There’s a fascinating post over at TomCat’s blog, Detection by Moonlight, reviewing Fire, Burn, a novel by John Dickson Carr (aka Carter Dickson) from 1957 and it has generated a lot of discussion about the drop-off in Carr’s quality from around 1950. Well, this one is from 1949, so is it one of the good ones, or the start of the rot setting in?
It’s notable that Carr stopped writing Merrivale novels in 1953, almost twenty years before his last novel, so clearly he was tiring of writing about the Old Man – there were three novels after this, and the premise – Merrivale goes to America – didn’t bode well for me. Add that to the fact that I read this one about eight years ago and I couldn’t remember a thing about it, and I was wary of this one.
I really shouldn’t have been – it’s one of the most enjoyable books that I’ve read in a long time. The overall feel is fun – from Merrivale annoying the New York police to him showing off at baseball, things that could have annoyed the hell out of me I found stupidly entertaining.
But what about the mystery? Well, if you can work out the impossibility, you can spot the villain of the piece. I had a memory that the trick was like the solution of The Problem of the Wire Cage, namely impossible to follow without diagrams and flipcharts, but in fact, it’s deceptively simple but I’ll still wager that most people won’t spot it.

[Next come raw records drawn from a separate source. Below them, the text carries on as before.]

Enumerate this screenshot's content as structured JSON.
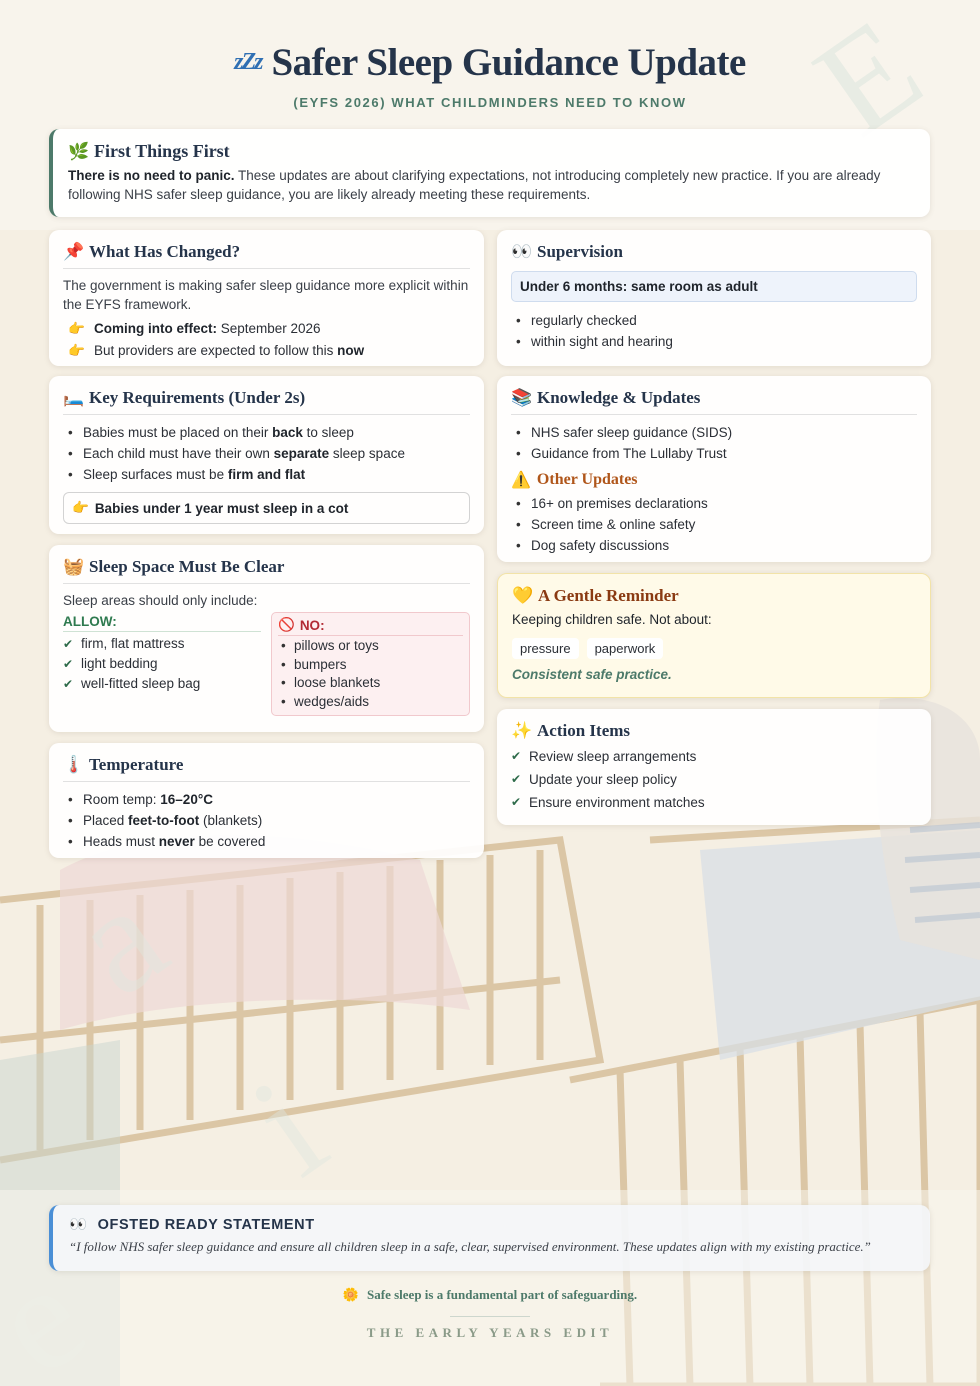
{
  "header": {
    "title": "Safer Sleep Guidance Update",
    "title_icon": "zzz-icon",
    "subtitle": "(EYFS 2026) WHAT CHILDMINDERS NEED TO KNOW"
  },
  "first": {
    "icon": "leaf-icon",
    "title": "First Things First",
    "lead": "There is no need to panic.",
    "body": " These updates are about clarifying expectations, not introducing completely new practice. If you are already following NHS safer sleep guidance, you are likely already meeting these requirements."
  },
  "changed": {
    "icon": "pushpin-icon",
    "title": "What Has Changed?",
    "intro": "The government is making safer sleep guidance more explicit within the EYFS framework.",
    "row1_bold": "Coming into effect:",
    "row1_rest": " September 2026",
    "row2_pre": "But providers are expected to follow this ",
    "row2_bold": "now"
  },
  "supervision": {
    "icon": "eyes-icon",
    "title": "Supervision",
    "highlight": "Under 6 months: same room as adult",
    "items": [
      "regularly checked",
      "within sight and hearing"
    ]
  },
  "key": {
    "icon": "bed-icon",
    "title": "Key Requirements (Under 2s)",
    "i1_pre": "Babies must be placed on their ",
    "i1_bold": "back",
    "i1_post": " to sleep",
    "i2_pre": "Each child must have their own ",
    "i2_bold": "separate",
    "i2_post": " sleep space",
    "i3_pre": "Sleep surfaces must be ",
    "i3_bold": "firm and flat",
    "callout": "Babies under 1 year must sleep in a cot"
  },
  "knowledge": {
    "icon": "books-icon",
    "title": "Knowledge & Updates",
    "items": [
      "NHS safer sleep guidance (SIDS)",
      "Guidance from The Lullaby Trust"
    ],
    "other_title": "Other Updates",
    "other_items": [
      "16+ on premises declarations",
      "Screen time & online safety",
      "Dog safety discussions"
    ]
  },
  "clear": {
    "icon": "basket-icon",
    "title": "Sleep Space Must Be Clear",
    "intro": "Sleep areas should only include:",
    "allow_title": "ALLOW:",
    "allow_items": [
      "firm, flat mattress",
      "light bedding",
      "well-fitted sleep bag"
    ],
    "no_title": "NO:",
    "no_items": [
      "pillows or toys",
      "bumpers",
      "loose blankets",
      "wedges/aids"
    ]
  },
  "gentle": {
    "icon": "yellow-heart-icon",
    "title": "A Gentle Reminder",
    "line": "Keeping children safe. Not about:",
    "chips": [
      "pressure",
      "paperwork"
    ],
    "footer": "Consistent safe practice."
  },
  "action": {
    "icon": "sparkles-icon",
    "title": "Action Items",
    "items": [
      "Review sleep arrangements",
      "Update your sleep policy",
      "Ensure environment matches"
    ]
  },
  "temperature": {
    "icon": "thermometer-icon",
    "title": "Temperature",
    "i1_pre": "Room temp: ",
    "i1_bold": "16–20°C",
    "i2_pre": "Placed ",
    "i2_bold": "feet-to-foot",
    "i2_post": " (blankets)",
    "i3_pre": "Heads must ",
    "i3_bold": "never",
    "i3_post": " be covered"
  },
  "ofsted": {
    "icon": "eyes-icon",
    "title": "OFSTED READY STATEMENT",
    "quote": "“I follow NHS safer sleep guidance and ensure all children sleep in a safe, clear, supervised environment. These updates align with my existing practice.”"
  },
  "footer": {
    "tagline": "Safe sleep is a fundamental part of safeguarding.",
    "brand": "THE EARLY YEARS EDIT"
  },
  "colors": {
    "accent_green": "#4d7a6a",
    "navy": "#25344a",
    "ofsted_blue": "#4a8fd6",
    "warning_orange": "#b0561a",
    "no_red": "#b22a34"
  }
}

Anyway, even though it has my biggest annoyance in a murder mystery (a spoiler to reveal, but in common with The Curse of the Bronze Lamp and the Doctor Who story The Doctor Dances), I really enjoyed this book. An unexpected treat.